The Judiciary Project

Current project

This project concerns the constitutional and operational aspects of the Australian court system and its judges. The project currently has three areas of focus:

  • the decision-making processes of appellate courts, particularly the High Court;
  • judicial appointments, complaints-handling and removal; and
  • the consequences of judicial independence protections.

The decision-making processes of appellate courts

The project explores the way in which appellate courts function through collective decision-making processes while also accommodating each individual Justice’s independence. Much of the research conducted by Andrew Lynch in the project looks at the contribution of judicial disagreement to the development of the law and its impact upon institutional reputation. Dissent is a focus because it makes apparent the contestable nature of law and the opportunities for judicial choice, particularly in constitutional adjudication.

As part of this larger focus, since 2003, Andrew Lynch and George Williams have produced annual statistics on the judgment delivery patterns of the High Court as an institution and its individual members, both generally and in constitutional matters. The empirical surveys in this series aim to supplement traditional scholarly and professional analysis of the substance of the Court’s legal decisions, while also improving public understanding of it as a multimember decision-making institution that is both the third arm of the national government and the final court of appeal from the State judicial systems.

Appointment, Complaints-Handling and Removal

The project has also undertaken research into systems for judicial appointment and complaints handling for both misconduct and incapacity. The project provides expert submissions to governments and Parliaments considering reform in these areas:

Much of this research considers the development of a more transparent and consultative process of appointing persons to the ranks of the judiciary. It has also explored issues around the most appropriate system for handling and resolving complaints against judicial officers for misconduct or incapacity that fosters judicial integrity without undermining judicial independence.

Examining the consequences of judicial independence protections

Since 2015, the Judiciary Project has co-hosted Law, Order and Federalism, a research project funded through ARC Discovery Grant (DP 140101218). This research project is led by Associate Professor James Stellios (ANU), Professor John Williams (University of Adelaide) and Associate Professor Gabrielle Appleby (UNSW). The research examines the development of the High Court’s Chapter III case law emphasising the constitutional imperatives of judicial independence and impartiality in State court systems. These developments provide minimum human rights protections to individuals confronting criminal justice in the States. This research considers the unexplored costs of these developments. Through an extensive qualitative study of State law-makers and their advisers, it investigates the uncertainty of the constitutional restrictions confronting State governments when responding to law and order priorities, and the extent to which these have led to the frustration of policy development and experimentation with court systems. Law, Order and Federalism is funded until 2016.

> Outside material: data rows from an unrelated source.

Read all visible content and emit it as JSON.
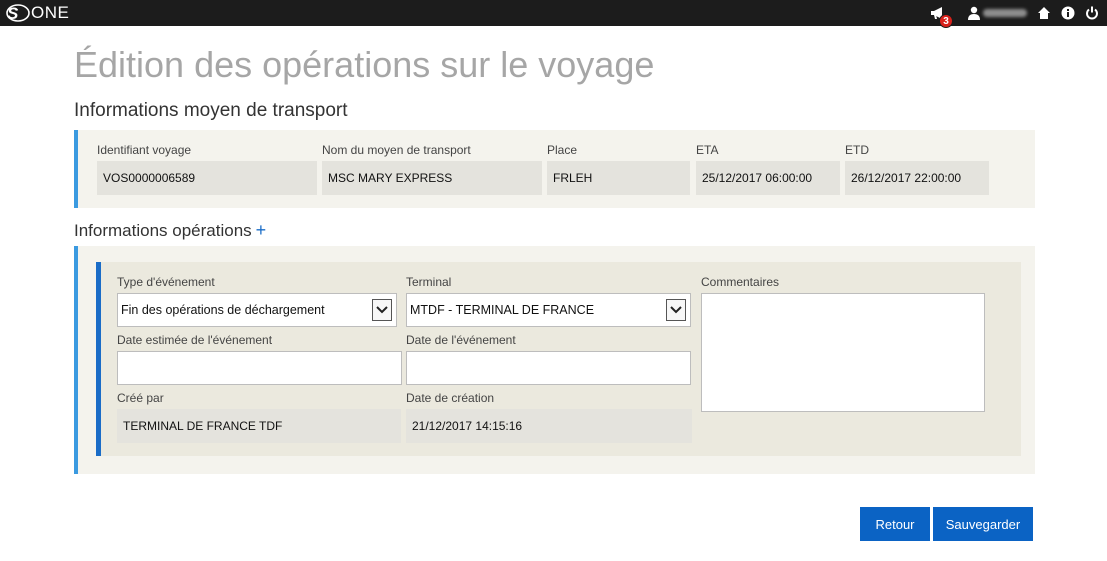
{
  "brand": {
    "logo_letter": "S",
    "name": "ONE"
  },
  "topbar": {
    "notification_count": "3",
    "icons": [
      "megaphone-icon",
      "user-icon",
      "home-icon",
      "info-icon",
      "power-icon"
    ]
  },
  "page": {
    "title": "Édition des opérations sur le voyage"
  },
  "transport": {
    "title": "Informations moyen de transport",
    "fields": {
      "voyage_id": {
        "label": "Identifiant voyage",
        "value": "VOS0000006589"
      },
      "vessel": {
        "label": "Nom du moyen de transport",
        "value": "MSC MARY EXPRESS"
      },
      "place": {
        "label": "Place",
        "value": "FRLEH"
      },
      "eta": {
        "label": "ETA",
        "value": "25/12/2017 06:00:00"
      },
      "etd": {
        "label": "ETD",
        "value": "26/12/2017 22:00:00"
      }
    }
  },
  "operations": {
    "title": "Informations opérations",
    "add_symbol": "+",
    "event_type": {
      "label": "Type d'événement",
      "value": "Fin des opérations de déchargement"
    },
    "terminal": {
      "label": "Terminal",
      "value": "MTDF - TERMINAL DE FRANCE"
    },
    "comments": {
      "label": "Commentaires",
      "value": ""
    },
    "estimated_date": {
      "label": "Date estimée de l'événement",
      "value": ""
    },
    "event_date": {
      "label": "Date de l'événement",
      "value": ""
    },
    "created_by": {
      "label": "Créé par",
      "value": "TERMINAL DE FRANCE TDF"
    },
    "creation_date": {
      "label": "Date de création",
      "value": "21/12/2017 14:15:16"
    }
  },
  "actions": {
    "back_label": "Retour",
    "save_label": "Sauvegarder"
  },
  "colors": {
    "accent": "#0b63c4",
    "border_accent": "#3b9ae0",
    "topbar": "#1c1c1c",
    "badge": "#d9211b"
  }
}
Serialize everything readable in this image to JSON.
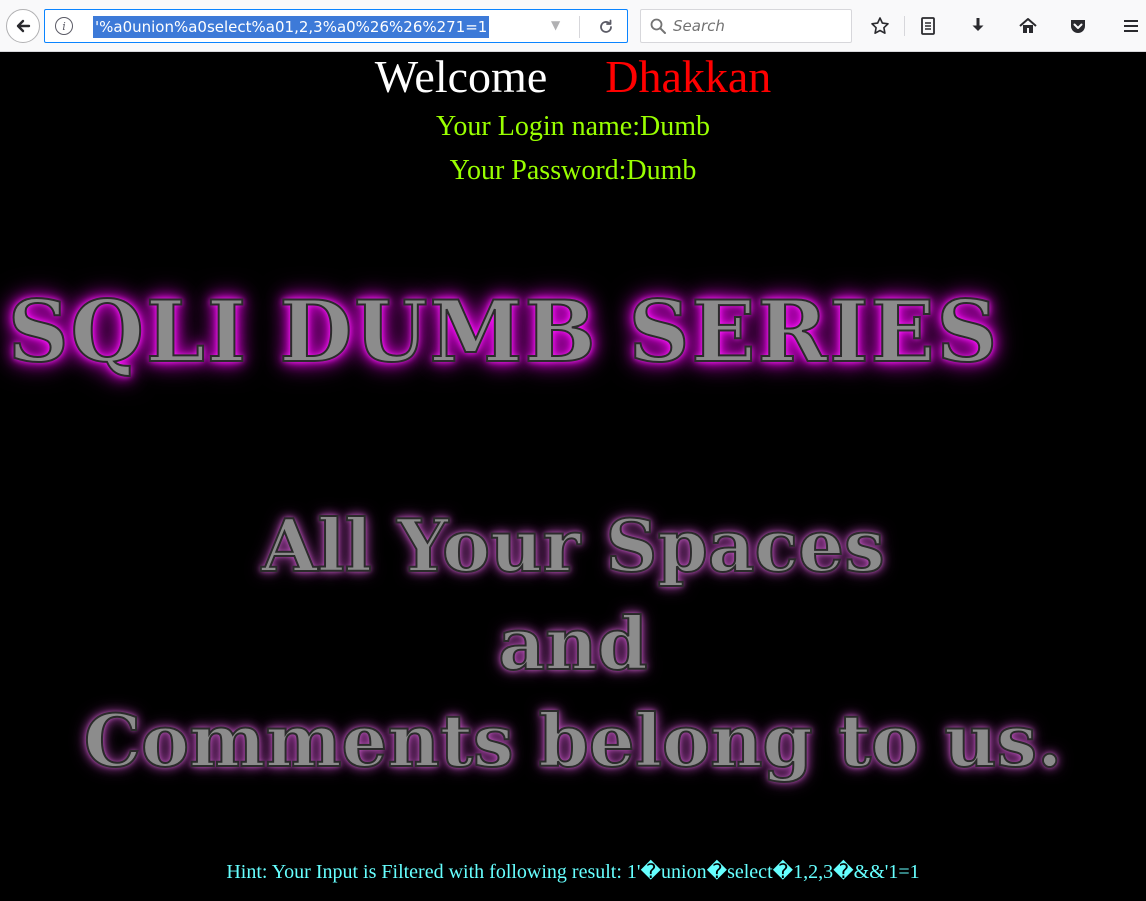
{
  "browser": {
    "url": "'%a0union%a0select%a01,2,3%a0%26%26%271=1",
    "search_placeholder": "Search",
    "icons": {
      "back": "back-arrow-icon",
      "info": "info-icon",
      "reload": "reload-icon",
      "search": "search-icon",
      "bookmark": "star-icon",
      "reader": "reading-list-icon",
      "download": "download-icon",
      "home": "home-icon",
      "pocket": "pocket-icon",
      "menu": "hamburger-menu-icon"
    }
  },
  "page": {
    "welcome_word": "Welcome",
    "welcome_name": "Dhakkan",
    "login_name": "Your Login name:Dumb",
    "password": "Your Password:Dumb",
    "banner_title": "SQLI DUMB SERIES",
    "banner_sub_1": "All Your Spaces",
    "banner_sub_2": "and",
    "banner_sub_3": "Comments belong to us.",
    "hint": "Hint: Your Input is Filtered with following result: 1'�union�select�1,2,3�&&'1=1"
  },
  "colors": {
    "background": "#000000",
    "welcome_word": "#ffffff",
    "welcome_name": "#ff0000",
    "login_text": "#99ff00",
    "banner_glow": "#ff00ff",
    "hint_text": "#66ffff",
    "url_highlight": "#3d7ad8"
  }
}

The Judiciary Project provides resources on judicial appointment, complaints handling and removal here.


National Archives of Australia: A8746, KN16/2/87/3